McClelland, Carol Lt. Col., “Small CBRNE teams pack large capabilities” 30 April 2012, dividshub.net, http://www.dvidshub.net/news/87629/small-cbrne-teams-pack-large-capabilities, Last Checked 7 May 2012.
- “Called CRTs, a chemical, biological, radiological, nuclear, high-yield explosives response team is made up of only 15 soldiers but its mission is to do field presumptive identification, which means detecting bio-weapons while donning protective gear and entering sites deemed too dangerous for others.”
- “It’s dealing with germ warfare—when the enemy commits a war act by using biological toxins or infectious agents like bacteria, viruses or fungi with the intent to harm or kill humans, animals or plants.

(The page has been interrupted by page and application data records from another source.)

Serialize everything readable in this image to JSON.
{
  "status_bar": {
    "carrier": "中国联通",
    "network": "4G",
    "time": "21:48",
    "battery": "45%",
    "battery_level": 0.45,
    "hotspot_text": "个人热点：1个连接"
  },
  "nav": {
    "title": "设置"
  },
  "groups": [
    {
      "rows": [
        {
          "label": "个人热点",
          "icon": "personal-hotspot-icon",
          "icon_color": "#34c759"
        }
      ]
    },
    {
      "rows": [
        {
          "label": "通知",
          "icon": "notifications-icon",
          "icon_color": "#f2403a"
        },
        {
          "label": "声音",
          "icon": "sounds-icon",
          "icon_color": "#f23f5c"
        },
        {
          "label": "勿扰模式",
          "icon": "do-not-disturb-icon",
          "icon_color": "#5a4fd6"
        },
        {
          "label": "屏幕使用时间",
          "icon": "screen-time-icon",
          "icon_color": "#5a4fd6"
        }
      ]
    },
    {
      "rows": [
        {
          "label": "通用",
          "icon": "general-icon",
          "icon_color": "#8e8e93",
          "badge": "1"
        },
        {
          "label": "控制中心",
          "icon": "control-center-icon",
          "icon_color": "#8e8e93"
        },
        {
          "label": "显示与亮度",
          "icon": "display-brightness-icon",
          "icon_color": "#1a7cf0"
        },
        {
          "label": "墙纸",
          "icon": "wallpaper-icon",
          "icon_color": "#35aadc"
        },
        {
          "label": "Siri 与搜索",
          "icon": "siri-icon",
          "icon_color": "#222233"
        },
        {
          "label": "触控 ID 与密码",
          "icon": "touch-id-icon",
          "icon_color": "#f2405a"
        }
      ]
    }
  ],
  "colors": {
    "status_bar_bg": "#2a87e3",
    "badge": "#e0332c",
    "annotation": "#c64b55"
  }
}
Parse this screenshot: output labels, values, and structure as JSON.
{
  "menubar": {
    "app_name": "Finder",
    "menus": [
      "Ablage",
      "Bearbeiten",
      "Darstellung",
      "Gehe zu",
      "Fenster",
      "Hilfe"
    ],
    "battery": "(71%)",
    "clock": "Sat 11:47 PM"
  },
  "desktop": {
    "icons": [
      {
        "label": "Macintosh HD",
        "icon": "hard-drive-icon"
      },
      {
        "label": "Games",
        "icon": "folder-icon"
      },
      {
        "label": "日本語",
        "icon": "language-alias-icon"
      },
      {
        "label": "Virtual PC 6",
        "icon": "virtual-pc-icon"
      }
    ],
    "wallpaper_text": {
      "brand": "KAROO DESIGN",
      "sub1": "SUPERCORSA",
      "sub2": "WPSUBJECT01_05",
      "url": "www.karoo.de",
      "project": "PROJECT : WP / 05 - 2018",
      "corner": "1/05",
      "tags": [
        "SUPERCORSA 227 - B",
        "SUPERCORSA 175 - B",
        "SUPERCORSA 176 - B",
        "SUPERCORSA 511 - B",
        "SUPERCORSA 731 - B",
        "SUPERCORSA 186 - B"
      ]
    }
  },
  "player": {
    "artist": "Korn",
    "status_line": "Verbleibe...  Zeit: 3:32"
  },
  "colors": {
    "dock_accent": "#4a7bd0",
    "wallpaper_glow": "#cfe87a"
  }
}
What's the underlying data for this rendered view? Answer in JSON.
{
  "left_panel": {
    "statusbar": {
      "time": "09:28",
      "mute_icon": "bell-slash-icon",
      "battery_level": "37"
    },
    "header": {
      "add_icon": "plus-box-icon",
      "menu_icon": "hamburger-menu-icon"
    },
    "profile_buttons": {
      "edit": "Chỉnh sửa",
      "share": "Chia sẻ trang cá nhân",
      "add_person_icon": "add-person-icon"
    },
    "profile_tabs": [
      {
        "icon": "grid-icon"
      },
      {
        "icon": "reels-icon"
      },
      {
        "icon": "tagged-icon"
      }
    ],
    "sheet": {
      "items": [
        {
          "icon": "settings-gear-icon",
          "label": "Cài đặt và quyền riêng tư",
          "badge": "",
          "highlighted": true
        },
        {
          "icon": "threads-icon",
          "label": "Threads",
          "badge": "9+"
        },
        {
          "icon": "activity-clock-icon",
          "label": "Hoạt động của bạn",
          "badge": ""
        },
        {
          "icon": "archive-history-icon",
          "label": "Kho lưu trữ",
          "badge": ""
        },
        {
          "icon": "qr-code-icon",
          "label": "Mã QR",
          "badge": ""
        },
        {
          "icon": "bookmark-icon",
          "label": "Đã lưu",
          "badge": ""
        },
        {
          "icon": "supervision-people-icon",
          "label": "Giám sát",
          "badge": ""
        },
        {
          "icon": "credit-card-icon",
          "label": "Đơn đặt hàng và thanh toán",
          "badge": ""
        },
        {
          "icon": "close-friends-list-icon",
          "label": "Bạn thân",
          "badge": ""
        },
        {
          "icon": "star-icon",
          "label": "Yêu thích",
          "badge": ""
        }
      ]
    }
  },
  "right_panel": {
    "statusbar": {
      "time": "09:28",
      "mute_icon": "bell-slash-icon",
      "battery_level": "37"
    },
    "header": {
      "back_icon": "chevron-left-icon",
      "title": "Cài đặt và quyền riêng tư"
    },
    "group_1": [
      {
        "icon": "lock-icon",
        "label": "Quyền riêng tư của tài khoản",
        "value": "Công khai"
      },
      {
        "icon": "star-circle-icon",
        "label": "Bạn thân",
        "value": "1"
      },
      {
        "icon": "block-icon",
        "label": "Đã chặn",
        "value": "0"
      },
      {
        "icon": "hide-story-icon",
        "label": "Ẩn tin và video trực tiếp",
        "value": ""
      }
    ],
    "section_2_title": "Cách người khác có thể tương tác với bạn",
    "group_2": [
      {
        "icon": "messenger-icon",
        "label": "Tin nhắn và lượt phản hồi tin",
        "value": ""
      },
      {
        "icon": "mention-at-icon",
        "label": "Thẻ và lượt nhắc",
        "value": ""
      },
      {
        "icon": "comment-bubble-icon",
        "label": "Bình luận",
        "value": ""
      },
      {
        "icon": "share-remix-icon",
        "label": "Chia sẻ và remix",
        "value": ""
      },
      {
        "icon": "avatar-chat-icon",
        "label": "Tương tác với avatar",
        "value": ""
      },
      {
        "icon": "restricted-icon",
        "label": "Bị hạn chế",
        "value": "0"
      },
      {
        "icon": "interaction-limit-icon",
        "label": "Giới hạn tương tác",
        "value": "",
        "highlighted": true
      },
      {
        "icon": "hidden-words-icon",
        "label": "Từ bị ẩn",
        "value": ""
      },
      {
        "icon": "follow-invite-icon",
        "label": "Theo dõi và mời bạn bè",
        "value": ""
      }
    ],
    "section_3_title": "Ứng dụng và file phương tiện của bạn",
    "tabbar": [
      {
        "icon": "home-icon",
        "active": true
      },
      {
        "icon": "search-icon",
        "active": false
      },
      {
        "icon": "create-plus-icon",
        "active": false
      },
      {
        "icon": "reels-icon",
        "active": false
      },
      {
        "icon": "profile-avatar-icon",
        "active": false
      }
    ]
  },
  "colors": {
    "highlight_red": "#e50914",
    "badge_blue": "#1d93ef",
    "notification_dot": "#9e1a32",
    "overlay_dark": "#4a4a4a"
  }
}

- “Bravo Company from the 110th Chemical Battalion (Technical Escort) deployed from Joint Base Lewis-McChord, Wash., to South Korea and participated in Foal Eagle, a monthlong, annual, joint/combined field training exercise that concluded, April 30. CRTs were created to deploy within the U.S. or overseas and can conduct CBRNE assessments, disablement, elimination, escort, site remediation and restoration in support of combatant commanders and other federal agencies.”
- “During Foal Eagle missions, the CRT worked together with CBRN specialists from 2nd Infantry Division and the Republic of Korea.”
- “While some soldiers remained outside establishing decontamination lines, guiding communication flow, or directing the course of events, others entered a dimly lit tunnel to safeguard it from explosives or other possible hazards and provide an initial assessment, followed by a different set of soldiers who gathered and packaged samples for analysis.”
- “Members of 2ID’s 4th Chemical Company are CBRN specialists. They include medics, engineers, mechanics and communicators.”
- “In order to give the most accurate account of what they saw, they’ll take photos, draw maps and relay detailed information to help the next team – the samplers.
- “It’s important for us to give a back brief on what we saw. It could be liquids, solids, powder or could be any kind of chemicals or nerve agents. It could be anything really,” Harris said. “We’re supposed to go narrow down the possibilities.”
- “A heads up display inside the mask will help the recon team track remaining air time. The team surveys make-shift rooms inside the tunnel while checking the air quality outside their suits. There are stairs to navigate through fogged up face masks and a laboratory with chemicals still brewing in beakers. The team also discovers six shells that represent chemical munitions and two are leaking. The three end their survey session and head down a steep hill to go through decontamination procedures before providing information that will help the next team.”
- “The ROK army has studied and learned from the U.S. for several years so our procedures are similar,” Pyo said. “But I’m impressed by U.S. procedure because the U.S. specifies following the manual step-by-step. ROK procedures are kind of loose compared to U.S. procedures.”